Policy Sector:Electricity
Agency:Ministry of Environmental Affairs and Tourism
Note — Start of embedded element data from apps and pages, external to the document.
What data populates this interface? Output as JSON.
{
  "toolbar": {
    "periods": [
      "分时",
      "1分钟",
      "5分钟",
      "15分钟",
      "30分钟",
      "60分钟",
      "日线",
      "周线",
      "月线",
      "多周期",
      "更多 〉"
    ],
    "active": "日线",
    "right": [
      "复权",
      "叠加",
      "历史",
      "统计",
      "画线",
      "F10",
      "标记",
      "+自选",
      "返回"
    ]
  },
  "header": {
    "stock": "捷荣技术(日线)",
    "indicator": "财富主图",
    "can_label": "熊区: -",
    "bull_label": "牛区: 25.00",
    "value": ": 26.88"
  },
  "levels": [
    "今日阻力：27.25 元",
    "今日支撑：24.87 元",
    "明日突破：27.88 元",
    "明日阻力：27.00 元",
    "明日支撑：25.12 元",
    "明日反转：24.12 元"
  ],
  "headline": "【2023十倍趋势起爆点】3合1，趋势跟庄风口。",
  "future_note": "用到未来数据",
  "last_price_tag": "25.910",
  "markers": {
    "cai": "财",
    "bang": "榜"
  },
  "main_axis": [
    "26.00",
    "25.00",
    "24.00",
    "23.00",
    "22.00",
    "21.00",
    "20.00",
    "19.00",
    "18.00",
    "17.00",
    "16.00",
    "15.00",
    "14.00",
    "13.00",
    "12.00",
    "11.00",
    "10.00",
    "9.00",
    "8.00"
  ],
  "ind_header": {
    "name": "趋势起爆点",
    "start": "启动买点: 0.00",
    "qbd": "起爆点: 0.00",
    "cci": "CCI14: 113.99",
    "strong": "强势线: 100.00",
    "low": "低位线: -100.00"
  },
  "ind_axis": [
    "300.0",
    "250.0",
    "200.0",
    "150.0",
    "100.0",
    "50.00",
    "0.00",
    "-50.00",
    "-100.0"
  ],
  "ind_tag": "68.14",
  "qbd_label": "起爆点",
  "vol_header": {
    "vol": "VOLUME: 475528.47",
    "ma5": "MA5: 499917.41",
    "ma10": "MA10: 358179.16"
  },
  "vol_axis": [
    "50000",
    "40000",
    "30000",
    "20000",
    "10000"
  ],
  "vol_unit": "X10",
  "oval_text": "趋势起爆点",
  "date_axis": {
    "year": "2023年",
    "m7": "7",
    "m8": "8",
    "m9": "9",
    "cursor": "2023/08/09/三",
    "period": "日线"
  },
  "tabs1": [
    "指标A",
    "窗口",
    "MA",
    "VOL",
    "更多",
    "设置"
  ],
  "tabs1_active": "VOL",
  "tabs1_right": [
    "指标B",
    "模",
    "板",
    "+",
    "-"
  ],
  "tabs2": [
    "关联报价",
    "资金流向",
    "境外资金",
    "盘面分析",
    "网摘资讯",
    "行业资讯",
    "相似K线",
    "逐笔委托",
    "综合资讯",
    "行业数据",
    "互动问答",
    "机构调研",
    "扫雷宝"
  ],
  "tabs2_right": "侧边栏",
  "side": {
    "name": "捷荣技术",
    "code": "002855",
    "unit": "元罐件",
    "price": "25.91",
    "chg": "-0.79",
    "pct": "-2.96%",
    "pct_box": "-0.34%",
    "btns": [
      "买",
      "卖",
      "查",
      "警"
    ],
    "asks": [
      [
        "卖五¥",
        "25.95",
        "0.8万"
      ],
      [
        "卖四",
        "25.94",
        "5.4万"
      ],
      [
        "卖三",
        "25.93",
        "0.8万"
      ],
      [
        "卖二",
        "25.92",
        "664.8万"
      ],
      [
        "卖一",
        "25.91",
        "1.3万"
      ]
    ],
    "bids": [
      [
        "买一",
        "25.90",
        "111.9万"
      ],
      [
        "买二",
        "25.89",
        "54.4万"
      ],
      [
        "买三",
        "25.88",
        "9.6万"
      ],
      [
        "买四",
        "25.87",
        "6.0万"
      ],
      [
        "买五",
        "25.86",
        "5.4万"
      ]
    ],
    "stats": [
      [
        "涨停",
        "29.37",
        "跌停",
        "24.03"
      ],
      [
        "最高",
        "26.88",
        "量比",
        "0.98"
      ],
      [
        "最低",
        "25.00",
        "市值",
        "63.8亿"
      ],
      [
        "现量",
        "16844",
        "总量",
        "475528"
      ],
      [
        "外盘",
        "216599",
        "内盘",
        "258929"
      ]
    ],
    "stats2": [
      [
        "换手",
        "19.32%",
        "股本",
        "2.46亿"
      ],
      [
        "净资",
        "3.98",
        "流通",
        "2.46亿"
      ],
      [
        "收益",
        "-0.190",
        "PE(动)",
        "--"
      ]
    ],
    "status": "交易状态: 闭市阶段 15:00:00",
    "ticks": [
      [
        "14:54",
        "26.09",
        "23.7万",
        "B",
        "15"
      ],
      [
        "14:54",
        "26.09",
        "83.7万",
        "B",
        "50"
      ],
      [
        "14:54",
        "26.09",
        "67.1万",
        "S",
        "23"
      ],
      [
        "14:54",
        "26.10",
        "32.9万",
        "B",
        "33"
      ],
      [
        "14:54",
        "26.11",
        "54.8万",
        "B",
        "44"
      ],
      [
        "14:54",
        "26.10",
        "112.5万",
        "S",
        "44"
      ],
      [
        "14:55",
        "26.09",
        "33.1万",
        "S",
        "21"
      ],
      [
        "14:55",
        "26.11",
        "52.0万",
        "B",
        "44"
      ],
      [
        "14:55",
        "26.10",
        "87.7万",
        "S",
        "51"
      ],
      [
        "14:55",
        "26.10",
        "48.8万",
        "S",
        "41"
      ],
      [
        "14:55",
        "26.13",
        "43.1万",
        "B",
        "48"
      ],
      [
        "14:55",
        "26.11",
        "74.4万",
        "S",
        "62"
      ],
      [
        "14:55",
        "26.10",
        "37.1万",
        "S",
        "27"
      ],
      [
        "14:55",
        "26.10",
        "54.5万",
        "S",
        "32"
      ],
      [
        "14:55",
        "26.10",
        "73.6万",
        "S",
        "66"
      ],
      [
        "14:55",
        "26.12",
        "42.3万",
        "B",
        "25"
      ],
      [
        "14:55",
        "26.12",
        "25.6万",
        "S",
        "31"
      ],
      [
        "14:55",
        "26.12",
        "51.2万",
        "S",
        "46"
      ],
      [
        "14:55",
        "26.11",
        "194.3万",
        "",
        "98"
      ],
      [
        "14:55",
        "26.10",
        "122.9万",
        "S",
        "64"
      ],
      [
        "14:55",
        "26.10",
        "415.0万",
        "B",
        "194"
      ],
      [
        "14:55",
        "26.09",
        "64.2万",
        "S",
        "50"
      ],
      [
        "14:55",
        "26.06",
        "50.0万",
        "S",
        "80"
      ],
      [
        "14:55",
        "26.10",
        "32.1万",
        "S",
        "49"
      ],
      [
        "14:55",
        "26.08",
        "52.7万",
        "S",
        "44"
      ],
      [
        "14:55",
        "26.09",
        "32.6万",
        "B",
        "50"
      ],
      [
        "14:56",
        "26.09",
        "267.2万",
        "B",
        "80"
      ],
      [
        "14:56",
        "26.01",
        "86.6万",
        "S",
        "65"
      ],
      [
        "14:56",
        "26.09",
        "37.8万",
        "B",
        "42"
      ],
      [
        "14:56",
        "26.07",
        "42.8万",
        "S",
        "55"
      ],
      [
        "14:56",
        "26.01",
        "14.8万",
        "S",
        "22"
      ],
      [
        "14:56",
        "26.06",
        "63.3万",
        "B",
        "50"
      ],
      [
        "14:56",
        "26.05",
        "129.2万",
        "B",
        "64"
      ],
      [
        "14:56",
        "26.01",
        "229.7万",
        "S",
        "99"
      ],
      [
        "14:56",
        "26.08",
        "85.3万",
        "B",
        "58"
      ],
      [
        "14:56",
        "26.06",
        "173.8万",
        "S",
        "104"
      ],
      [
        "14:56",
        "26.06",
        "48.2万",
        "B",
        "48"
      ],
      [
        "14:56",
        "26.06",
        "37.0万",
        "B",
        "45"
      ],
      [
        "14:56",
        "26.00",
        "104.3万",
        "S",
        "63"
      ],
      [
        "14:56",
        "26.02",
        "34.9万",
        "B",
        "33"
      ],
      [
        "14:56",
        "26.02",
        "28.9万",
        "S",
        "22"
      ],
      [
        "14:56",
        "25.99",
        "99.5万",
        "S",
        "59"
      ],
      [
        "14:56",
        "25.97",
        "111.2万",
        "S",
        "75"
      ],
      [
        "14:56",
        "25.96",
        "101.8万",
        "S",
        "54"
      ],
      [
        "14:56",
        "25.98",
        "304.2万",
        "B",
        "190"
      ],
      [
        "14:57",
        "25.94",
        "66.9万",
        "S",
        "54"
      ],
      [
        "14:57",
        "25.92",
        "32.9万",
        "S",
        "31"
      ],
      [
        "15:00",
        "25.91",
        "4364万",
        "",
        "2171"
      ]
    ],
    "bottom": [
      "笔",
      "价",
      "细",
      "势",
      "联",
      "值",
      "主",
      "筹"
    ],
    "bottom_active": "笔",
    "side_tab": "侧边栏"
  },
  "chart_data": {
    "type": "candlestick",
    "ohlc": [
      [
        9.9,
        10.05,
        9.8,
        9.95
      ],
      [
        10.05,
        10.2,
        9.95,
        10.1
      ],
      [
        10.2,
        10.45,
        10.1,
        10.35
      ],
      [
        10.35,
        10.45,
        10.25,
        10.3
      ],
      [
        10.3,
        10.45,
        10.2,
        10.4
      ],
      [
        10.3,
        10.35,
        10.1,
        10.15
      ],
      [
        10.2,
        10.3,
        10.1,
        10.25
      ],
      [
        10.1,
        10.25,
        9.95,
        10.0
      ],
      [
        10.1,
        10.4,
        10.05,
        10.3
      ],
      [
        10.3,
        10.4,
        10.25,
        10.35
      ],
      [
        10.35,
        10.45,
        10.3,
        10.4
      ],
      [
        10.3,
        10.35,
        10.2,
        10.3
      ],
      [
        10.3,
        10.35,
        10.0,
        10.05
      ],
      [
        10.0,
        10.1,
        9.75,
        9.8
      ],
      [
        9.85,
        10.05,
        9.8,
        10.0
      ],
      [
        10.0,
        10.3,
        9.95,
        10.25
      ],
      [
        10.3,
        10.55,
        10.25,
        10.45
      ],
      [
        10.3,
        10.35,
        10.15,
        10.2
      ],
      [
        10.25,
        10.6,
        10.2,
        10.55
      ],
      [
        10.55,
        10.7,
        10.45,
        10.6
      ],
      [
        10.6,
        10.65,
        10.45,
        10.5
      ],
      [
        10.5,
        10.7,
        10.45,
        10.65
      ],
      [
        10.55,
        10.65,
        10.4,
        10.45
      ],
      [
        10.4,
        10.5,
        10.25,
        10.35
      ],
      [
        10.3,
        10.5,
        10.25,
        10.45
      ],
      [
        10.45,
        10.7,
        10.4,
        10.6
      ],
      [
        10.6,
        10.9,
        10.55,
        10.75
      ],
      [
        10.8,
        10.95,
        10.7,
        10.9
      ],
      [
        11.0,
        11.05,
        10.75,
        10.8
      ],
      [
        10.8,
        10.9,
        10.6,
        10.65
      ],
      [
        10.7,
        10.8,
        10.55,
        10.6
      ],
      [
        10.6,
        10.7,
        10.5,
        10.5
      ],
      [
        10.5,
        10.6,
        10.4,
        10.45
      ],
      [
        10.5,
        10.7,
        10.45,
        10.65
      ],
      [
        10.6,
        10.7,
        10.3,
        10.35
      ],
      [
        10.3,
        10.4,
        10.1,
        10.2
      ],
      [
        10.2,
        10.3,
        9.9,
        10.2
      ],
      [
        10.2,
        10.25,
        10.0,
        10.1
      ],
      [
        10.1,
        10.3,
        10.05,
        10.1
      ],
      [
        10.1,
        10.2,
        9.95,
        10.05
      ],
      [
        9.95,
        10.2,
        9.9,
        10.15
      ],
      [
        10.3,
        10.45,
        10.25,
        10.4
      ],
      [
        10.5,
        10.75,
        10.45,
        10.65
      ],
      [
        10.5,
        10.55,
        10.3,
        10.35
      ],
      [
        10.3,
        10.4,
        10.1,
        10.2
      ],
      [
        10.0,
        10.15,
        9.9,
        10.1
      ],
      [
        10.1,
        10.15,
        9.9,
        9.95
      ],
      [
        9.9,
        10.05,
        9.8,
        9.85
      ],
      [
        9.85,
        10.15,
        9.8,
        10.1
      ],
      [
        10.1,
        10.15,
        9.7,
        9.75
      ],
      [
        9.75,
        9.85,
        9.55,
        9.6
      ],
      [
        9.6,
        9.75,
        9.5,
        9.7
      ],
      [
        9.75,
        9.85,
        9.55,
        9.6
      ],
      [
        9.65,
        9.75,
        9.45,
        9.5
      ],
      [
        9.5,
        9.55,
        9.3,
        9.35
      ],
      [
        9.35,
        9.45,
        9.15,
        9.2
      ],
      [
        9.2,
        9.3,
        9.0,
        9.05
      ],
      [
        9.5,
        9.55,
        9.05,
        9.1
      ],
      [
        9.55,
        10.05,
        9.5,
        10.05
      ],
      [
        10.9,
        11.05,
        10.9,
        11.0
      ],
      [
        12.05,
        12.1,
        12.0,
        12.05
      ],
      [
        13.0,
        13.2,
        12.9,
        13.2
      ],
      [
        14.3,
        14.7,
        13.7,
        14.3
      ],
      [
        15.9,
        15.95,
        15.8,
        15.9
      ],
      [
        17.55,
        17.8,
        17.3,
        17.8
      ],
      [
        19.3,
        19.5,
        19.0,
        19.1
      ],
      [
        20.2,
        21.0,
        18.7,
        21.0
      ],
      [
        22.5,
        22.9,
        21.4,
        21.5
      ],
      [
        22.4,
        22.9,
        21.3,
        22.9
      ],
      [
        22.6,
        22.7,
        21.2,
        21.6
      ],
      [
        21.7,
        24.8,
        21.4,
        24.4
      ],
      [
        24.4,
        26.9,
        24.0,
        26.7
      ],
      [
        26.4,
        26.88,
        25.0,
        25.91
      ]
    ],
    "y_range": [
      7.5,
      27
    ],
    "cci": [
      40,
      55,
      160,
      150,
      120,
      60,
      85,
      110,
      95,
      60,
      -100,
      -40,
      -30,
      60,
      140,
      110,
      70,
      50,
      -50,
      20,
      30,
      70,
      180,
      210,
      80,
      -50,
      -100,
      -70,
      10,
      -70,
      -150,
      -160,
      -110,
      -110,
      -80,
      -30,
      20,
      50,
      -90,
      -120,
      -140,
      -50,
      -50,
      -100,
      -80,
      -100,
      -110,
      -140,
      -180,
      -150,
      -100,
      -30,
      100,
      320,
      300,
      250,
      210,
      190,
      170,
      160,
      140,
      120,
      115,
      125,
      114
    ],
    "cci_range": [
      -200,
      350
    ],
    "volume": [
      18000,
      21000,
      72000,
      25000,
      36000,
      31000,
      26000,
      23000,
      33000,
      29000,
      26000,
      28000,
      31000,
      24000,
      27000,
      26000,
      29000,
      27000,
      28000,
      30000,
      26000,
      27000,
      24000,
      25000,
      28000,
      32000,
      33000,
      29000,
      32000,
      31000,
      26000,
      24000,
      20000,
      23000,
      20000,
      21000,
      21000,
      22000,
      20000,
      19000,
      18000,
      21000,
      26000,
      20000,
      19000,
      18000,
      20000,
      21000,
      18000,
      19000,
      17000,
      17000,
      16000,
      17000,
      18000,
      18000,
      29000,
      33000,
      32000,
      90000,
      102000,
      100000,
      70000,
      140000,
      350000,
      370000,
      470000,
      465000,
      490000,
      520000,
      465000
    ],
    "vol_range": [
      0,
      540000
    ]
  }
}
The South African governments vision, strategic direction and framework for climate policy was announced on 28 July 2008. The strategy follows two and a half years of work involving stakeholders from government, business, civil society and labour. It is based on findings and policy recommendations stemming from the South African governments long-term mitigation scenario (LTMS) process on climate change, launched in 2006. The LTMS presented three strategic options to deviate from business-as-usual greenhouse gas emissions trajectories, which the current vision, strategic direction and framework aim to implement. The governments vision is to limit global temperature increase to 2 degrees centigrade above pre-industrial levels, through a policy response comprising six themes. Theme 1: Greenhouse gas emission reductions and limits. Theme 2: Build on, strengthen and/or scale up current initiatives. Theme 3: Implementing the "Business Unusual" Call for Action. Key sectors are identified as "business unusual" sectors, with specific actions and measures to be taken. - The renewable energy sector has been identified as a key "business unusual" growth sector and policies and measures are to be put in place to meet a more ambitious national target for renewable energy. - The government is to promote the transition to a low-carbon economy and society, with all policy and other decisions that may have an impact on South Africas greenhouse gas emissions taking this commitment into account. Theme 4: Preparing for the future. - Increasing support for new and ambitious research and development targets being set, especially in the field of carbon-friendly technologies - with the focus on the renewable energy and transport sectors. - Using both formal and informal forms of education and outreach to encourage the behavioural changes required to support efficient and effective implementation of the climate change response policy. Theme 5: Vulnerability and Adaptation Theme 6: Alignment, Coordination and Cooperation - The roles and responsibilities of all stakeholders, particularly the organs of state in all three spheres of government, will be clearly defined and articulated. - The structures required to ensure alignment, coordination and cooperation, will be clearly defined and articulated. - Climate change response policies and measures are to be mainstreamed within existing alignment, coordination and cooperation structures. With specific reference to mitigation, the government will be implementing and further implementing various strategic options. The Start Now strategic option is based, amongst others, on accelerated energy efficiency and conservation across all sectors, including more stringent building standards. The Reach for the Goal strategic options, setting ambitious research and develop targets, focussing on carbon-friendly technologies, identifying new resources, and affecting behavioural change. Combining regulatory mechanisms of the Scale Up strategic option with the economic instruments, such as taxes and incentives, of the Use the Market strategic option, with a view to: - Diversify the energy mix away from coal, while also shifting to cleaner coal, for example through the introduction of more stringent thermal efficiency and emissions standards for coal fired power stations. - Setting similar targets for electricity generated from both renewable and nuclear energy sources by the end of 2028, incentivising renewable energy through feed-in tariffs, while laying basis for a net zero-carbon electricity sector in the long term. The process of developing and implementing the National Climate Change Response Policy is to be complete by 2012. The first milestone will be the adoption of a framework at a national summit in February 2009, after which sectoral policy development and international negotiating positions are to be developed. The policy is to be amended in 2010 following the conclusion of international commitments, and the

Last modified: Fri, 13 Mar 2015 12:32:10 CET